- Be able to transmit U.S. citizenship to her child, if she is a U.S. citizen and all other pertinent citizenship requirements are met.
More information is available in the Adjudicator’s Field Manual on the USCIS website: http://www.uscis.gov.
USCIS Will Not Reuse Fingerprints and Biometrics for Central American TPS Re-Registration
USCIS announced that it will not reuse previously captured fingerprint and biometric information for the next Central American Temporary Protected Status re-registration period. Central Americans covered under TPS who wish to re-register must submit Form I-821, Application for Temporary Protected Status. After their application is received, USCIS will schedule an appointment at the Application Support Center (ASC), where the applicant may submit new fingerprints and biometric data.
AIC Releases Executive Grants of Temporary Immigration Relief, 1956-Present
The American Immigration council recently released Executive Grants of Temporary Immigration Relief, 1956-present, a collection of 39 instances in which U.S. presidents have granted some form of temporary immigration relief to groups in need of assistance. The relief efforts range from small scale individual cases to larger actions involving multiple administrations. More information on the publication is available here:
AIC Enforcement Fellow Mark Noferi also published an op-ed piece investigating the “Family Fairness” policy put in place by Ronald Reagan and George Bush, Sr. The policy concerned familial separation by immigration law, an issue that is still relevant today. The op-ed is available to read on The Hill: http://thehill.com/blogs/congress-blog/foreign-policy/219463-when-reagan-and-ghw-bush-took-bold-executive-action-on.

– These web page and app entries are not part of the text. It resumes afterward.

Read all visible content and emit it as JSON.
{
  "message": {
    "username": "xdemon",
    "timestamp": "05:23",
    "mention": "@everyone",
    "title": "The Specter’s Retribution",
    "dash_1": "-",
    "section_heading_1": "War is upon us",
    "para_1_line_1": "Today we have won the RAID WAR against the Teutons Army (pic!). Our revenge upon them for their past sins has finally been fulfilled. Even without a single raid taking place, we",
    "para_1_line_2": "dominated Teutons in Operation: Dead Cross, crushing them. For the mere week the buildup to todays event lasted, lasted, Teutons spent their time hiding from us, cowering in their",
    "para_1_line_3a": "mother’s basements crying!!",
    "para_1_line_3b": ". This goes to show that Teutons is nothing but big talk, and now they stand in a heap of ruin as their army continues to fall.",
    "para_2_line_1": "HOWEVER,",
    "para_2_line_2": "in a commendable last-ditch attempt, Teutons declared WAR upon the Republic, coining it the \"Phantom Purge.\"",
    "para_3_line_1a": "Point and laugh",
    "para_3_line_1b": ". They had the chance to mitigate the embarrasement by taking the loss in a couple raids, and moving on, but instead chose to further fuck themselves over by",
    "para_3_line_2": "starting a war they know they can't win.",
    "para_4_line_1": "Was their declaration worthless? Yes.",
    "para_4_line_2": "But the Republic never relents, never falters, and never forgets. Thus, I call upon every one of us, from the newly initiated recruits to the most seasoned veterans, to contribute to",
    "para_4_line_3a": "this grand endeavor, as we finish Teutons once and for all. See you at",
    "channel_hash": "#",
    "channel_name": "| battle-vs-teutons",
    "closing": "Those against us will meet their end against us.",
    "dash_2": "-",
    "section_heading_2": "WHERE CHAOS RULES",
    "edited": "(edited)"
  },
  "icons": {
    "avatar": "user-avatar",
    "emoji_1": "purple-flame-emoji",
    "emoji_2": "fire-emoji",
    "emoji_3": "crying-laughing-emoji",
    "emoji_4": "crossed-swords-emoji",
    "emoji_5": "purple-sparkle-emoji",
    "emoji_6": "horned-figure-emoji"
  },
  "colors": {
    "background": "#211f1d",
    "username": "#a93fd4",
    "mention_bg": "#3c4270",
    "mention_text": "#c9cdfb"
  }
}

Disclaimer: This newsletter is provided as a public service and not intended to establish an attorney client relationship. Any reliance on information contained herein is taken at your own risk.